▶ [Records]

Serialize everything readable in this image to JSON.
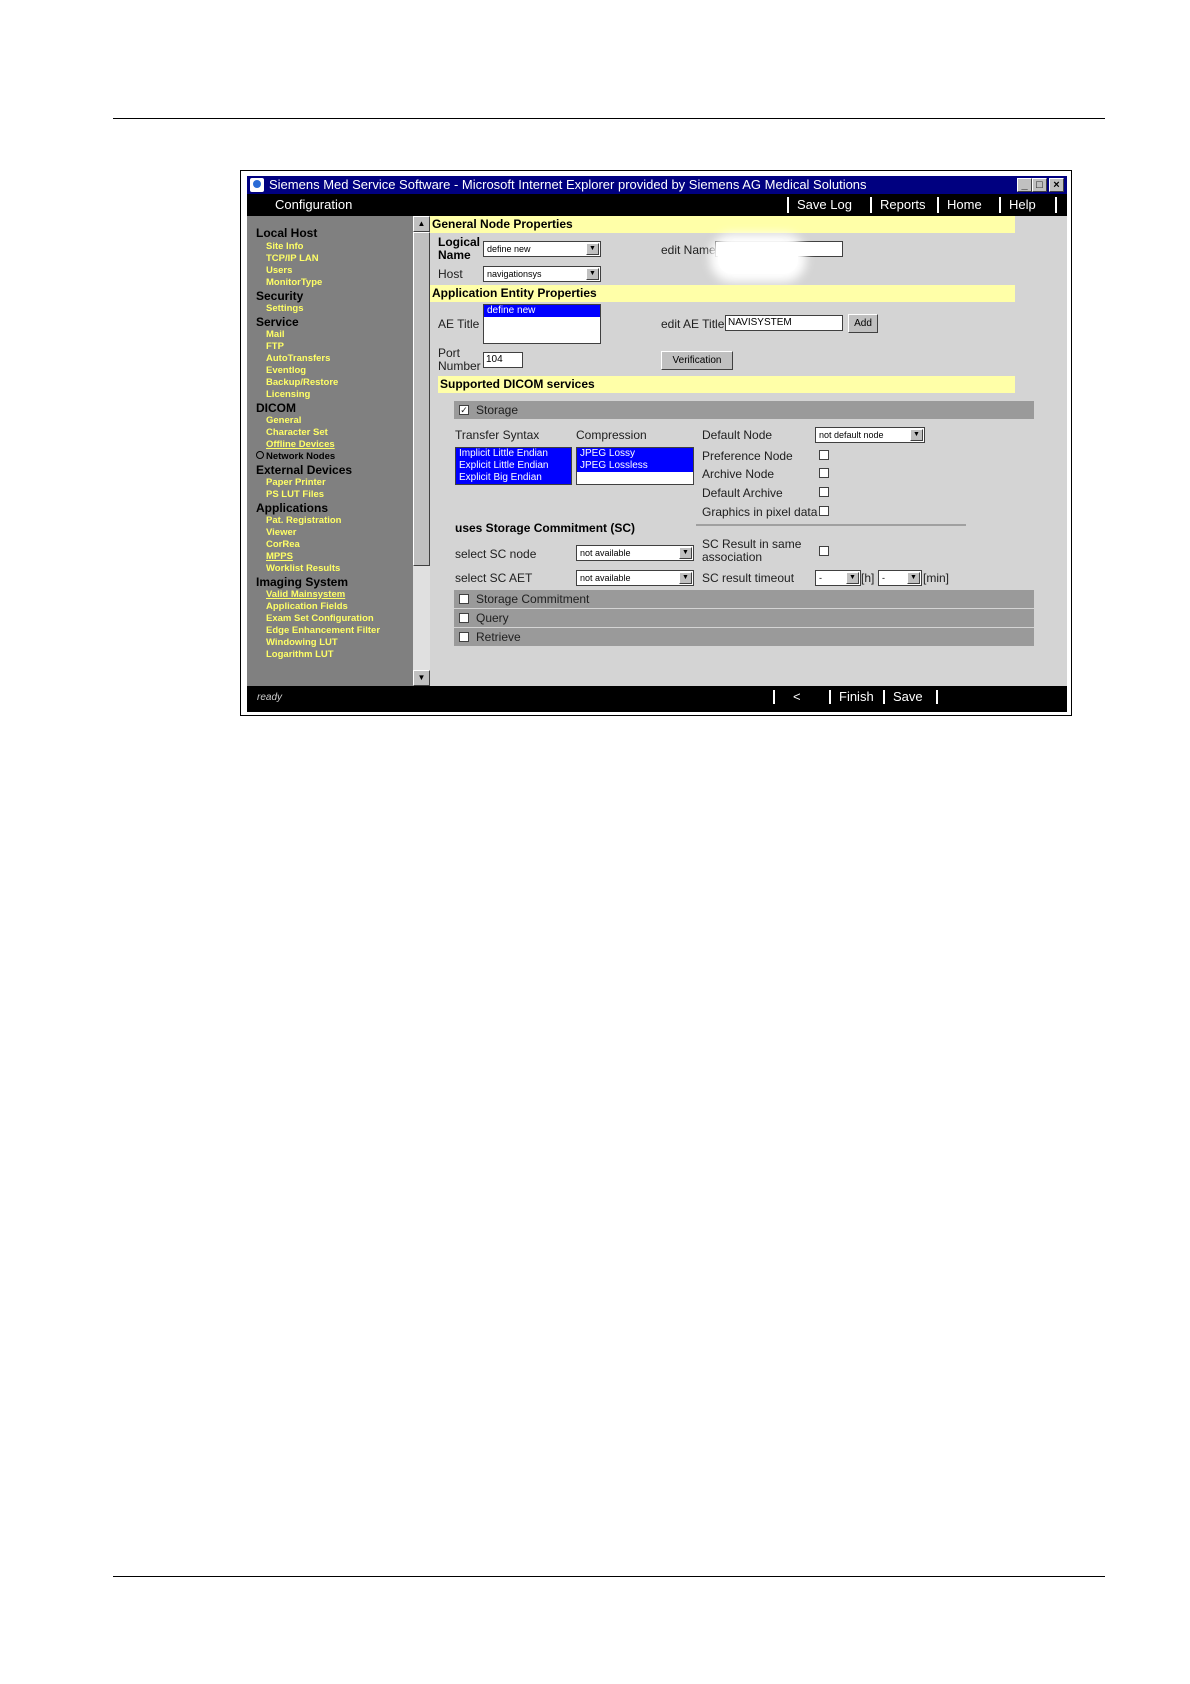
{
  "window": {
    "title": "Siemens Med Service Software - Microsoft Internet Explorer provided by Siemens AG Medical Solutions",
    "min": "_",
    "max": "□",
    "close": "×"
  },
  "topnav": {
    "section": "Configuration",
    "links": [
      "Save Log",
      "Reports",
      "Home",
      "Help"
    ]
  },
  "sidebar": {
    "groups": [
      {
        "title": "Local Host",
        "items": [
          "Site Info",
          "TCP/IP LAN",
          "Users",
          "MonitorType"
        ]
      },
      {
        "title": "Security",
        "items": [
          "Settings"
        ]
      },
      {
        "title": "Service",
        "items": [
          "Mail",
          "FTP",
          "AutoTransfers",
          "Eventlog",
          "Backup/Restore",
          "Licensing"
        ]
      },
      {
        "title": "DICOM",
        "items": [
          "General",
          "Character Set",
          "Offline Devices",
          "Network Nodes"
        ]
      },
      {
        "title": "External Devices",
        "items": [
          "Paper Printer",
          "PS LUT Files"
        ]
      },
      {
        "title": "Applications",
        "items": [
          "Pat. Registration",
          "Viewer",
          "CorRea",
          "MPPS",
          "Worklist Results"
        ]
      },
      {
        "title": "Imaging System",
        "items": [
          "Valid Mainsystem",
          "Application Fields",
          "Exam Set Configuration",
          "Edge Enhancement Filter",
          "Windowing LUT",
          "Logarithm LUT"
        ]
      }
    ]
  },
  "general": {
    "title": "General Node Properties",
    "logical_name_label": "Logical Name",
    "logical_name_value": "define new",
    "edit_name_label": "edit Name",
    "host_label": "Host",
    "host_value": "navigationsys"
  },
  "ae": {
    "title": "Application Entity Properties",
    "ae_title_label": "AE Title",
    "ae_list": [
      "define new"
    ],
    "edit_ae_label": "edit AE Title",
    "edit_ae_value": "NAVISYSTEM",
    "add_button": "Add",
    "port_label": "Port Number",
    "port_value": "104",
    "verification_button": "Verification"
  },
  "dicom": {
    "title": "Supported DICOM services",
    "storage": {
      "label": "Storage",
      "checked": true,
      "transfer_syntax_label": "Transfer Syntax",
      "transfer_syntax": [
        "Implicit Little Endian",
        "Explicit Little Endian",
        "Explicit Big Endian"
      ],
      "compression_label": "Compression",
      "compression": [
        "JPEG Lossy",
        "JPEG Lossless"
      ],
      "default_node_label": "Default Node",
      "default_node_value": "not default node",
      "preference_node_label": "Preference Node",
      "archive_node_label": "Archive Node",
      "default_archive_label": "Default Archive",
      "graphics_label": "Graphics in pixel data",
      "sc_title": "uses Storage Commitment (SC)",
      "sc_node_label": "select SC node",
      "sc_node_value": "not available",
      "sc_aet_label": "select SC AET",
      "sc_aet_value": "not available",
      "sc_result_label": "SC Result in same association",
      "sc_timeout_label": "SC result timeout",
      "timeout_h_value": "-",
      "timeout_h_unit": "[h]",
      "timeout_min_value": "-",
      "timeout_min_unit": "[min]"
    },
    "others": [
      "Storage Commitment",
      "Query",
      "Retrieve"
    ]
  },
  "status": {
    "text": "ready",
    "links": [
      "<",
      "Finish",
      "Save"
    ]
  },
  "colors": {
    "title_bar": "#000080",
    "section_header": "#ffffa8",
    "sidebar_link": "#ffff66",
    "selection": "#0000ff"
  }
}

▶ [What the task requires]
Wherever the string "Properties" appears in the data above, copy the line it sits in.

▶ [Task result]
    "title": "General Node Properties",
    "title": "Application Entity Properties",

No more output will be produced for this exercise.